Many years ago Bardeen introduced in this country a technic for measuring the size of the heart by means of long-distance roentgenograms. Four points are involved:
A knowledge of the approximate amount of triangular distortion remaining even for distances of 2 meters or greater. This is usually less than 5 per cent.
A method of drawing in, more or less arbitrarily, the upper and lower borders, thus completing the outline of an area bounded on either side by the edges of the heart silhouetted against air-containing lung.
Adaptation of a simple engineering instrument for the measurement of the area thus outlined.
The establishment of tables showing the normal range of the relationship between this area and certain body measurements in normal subjects.

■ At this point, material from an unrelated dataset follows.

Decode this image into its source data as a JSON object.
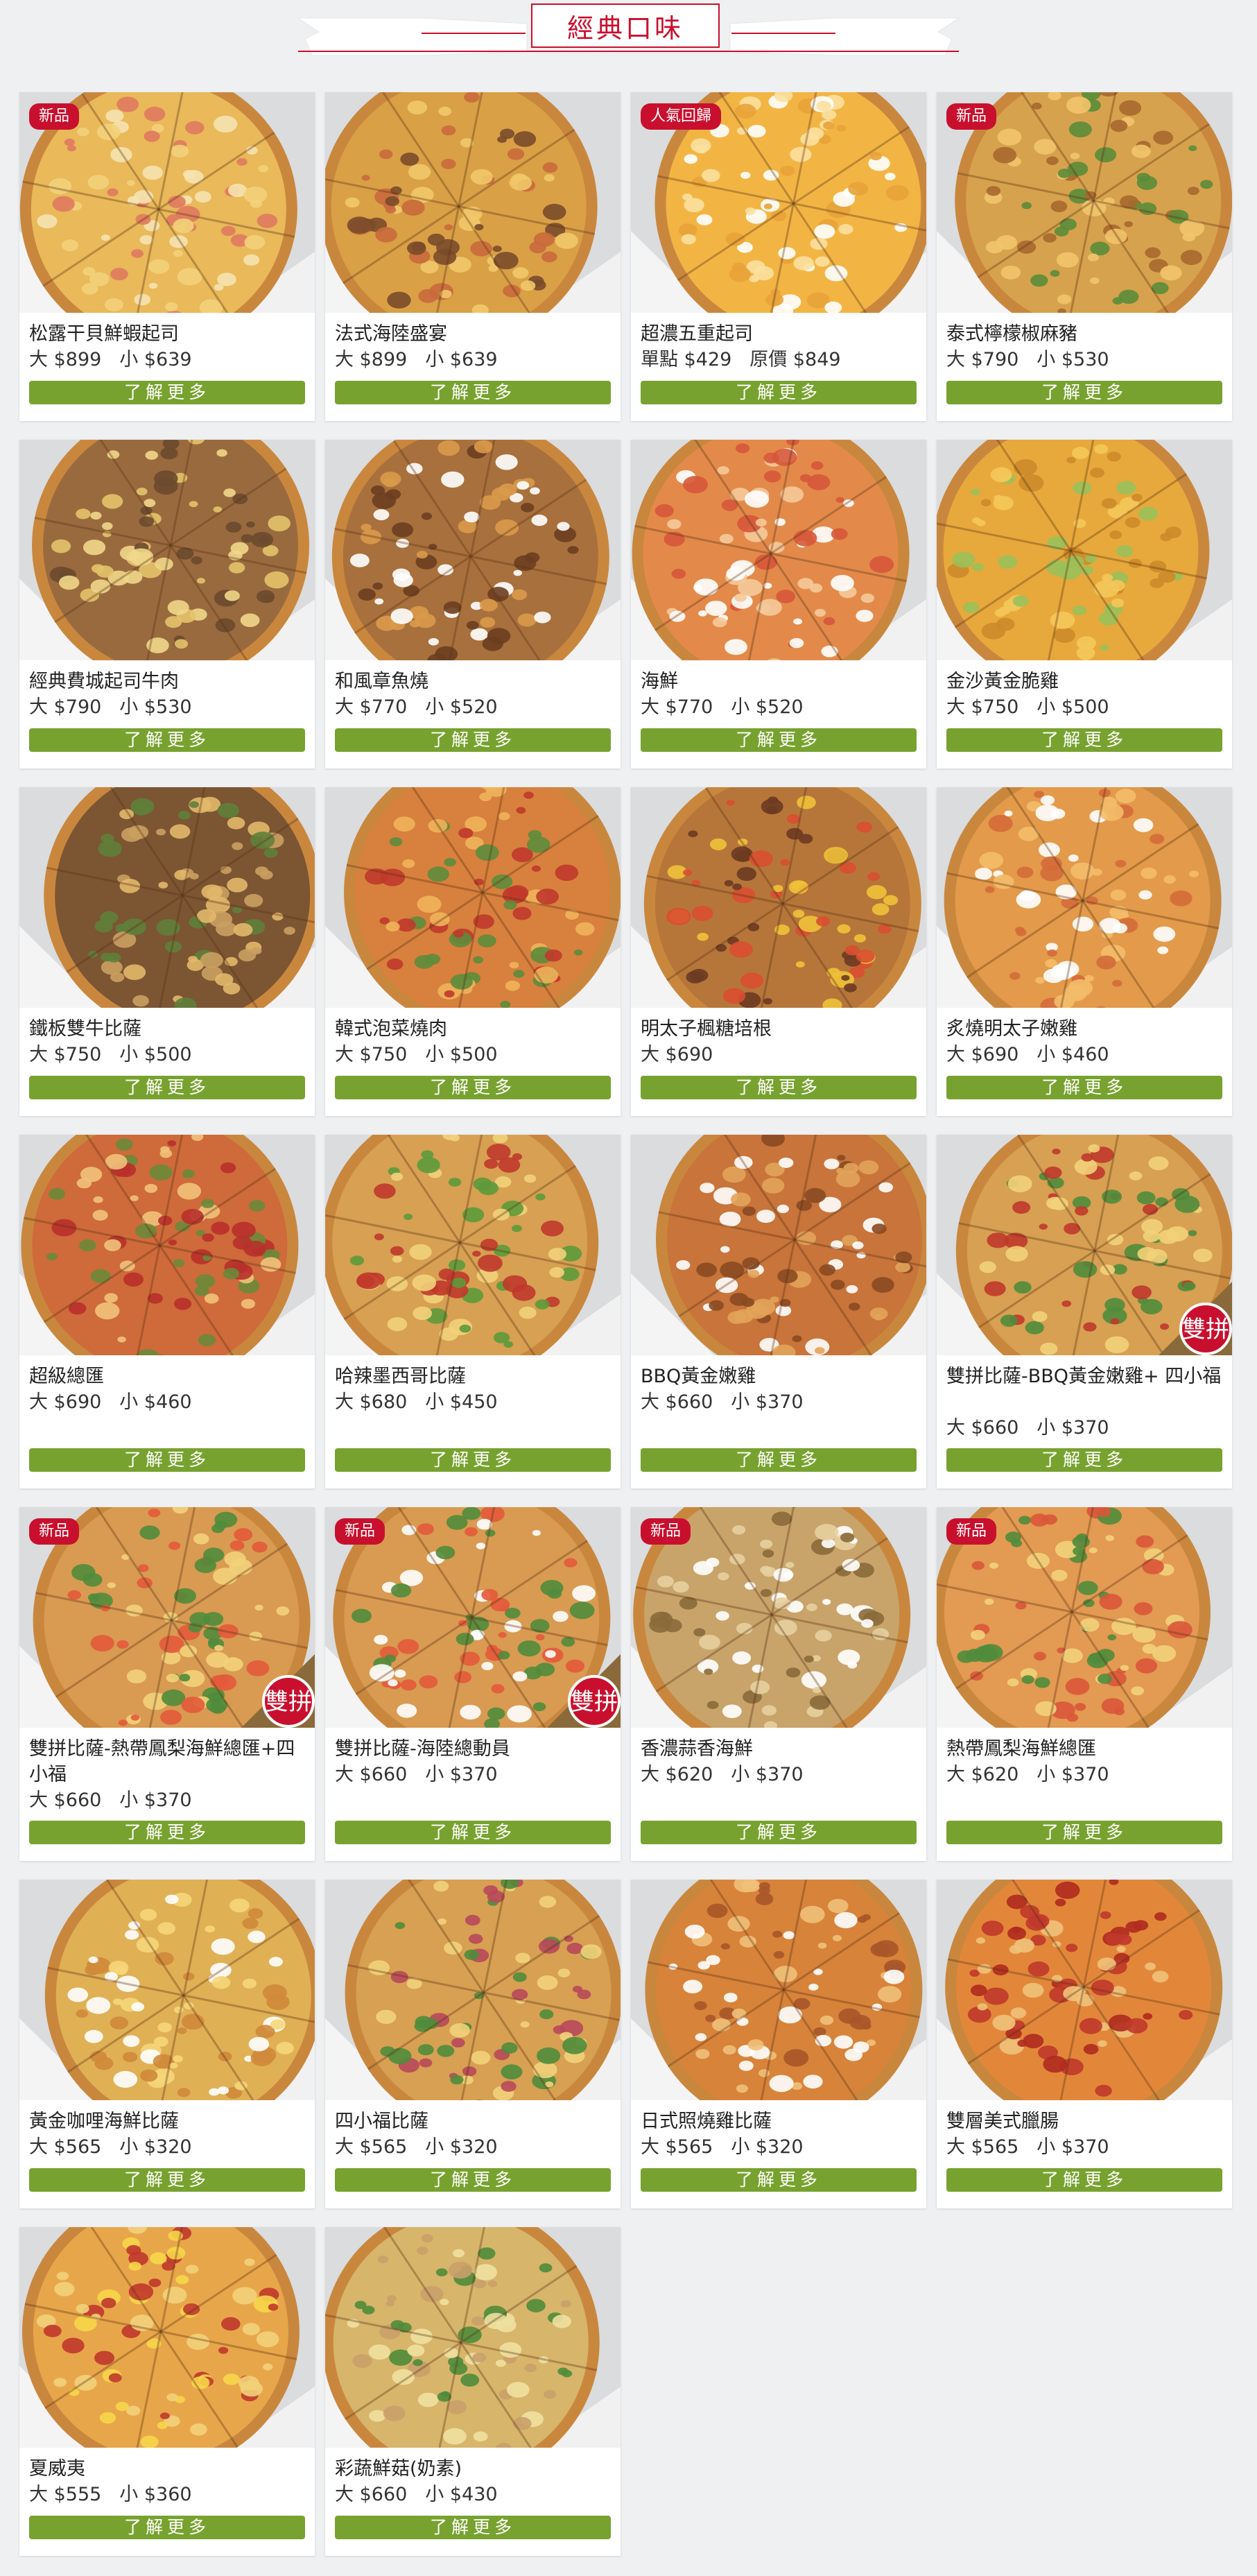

Nine years ago one of us, working with Eyster at the University of Wisconsin, amplified Bardeen's tables of the normal size of the heart of adults by developing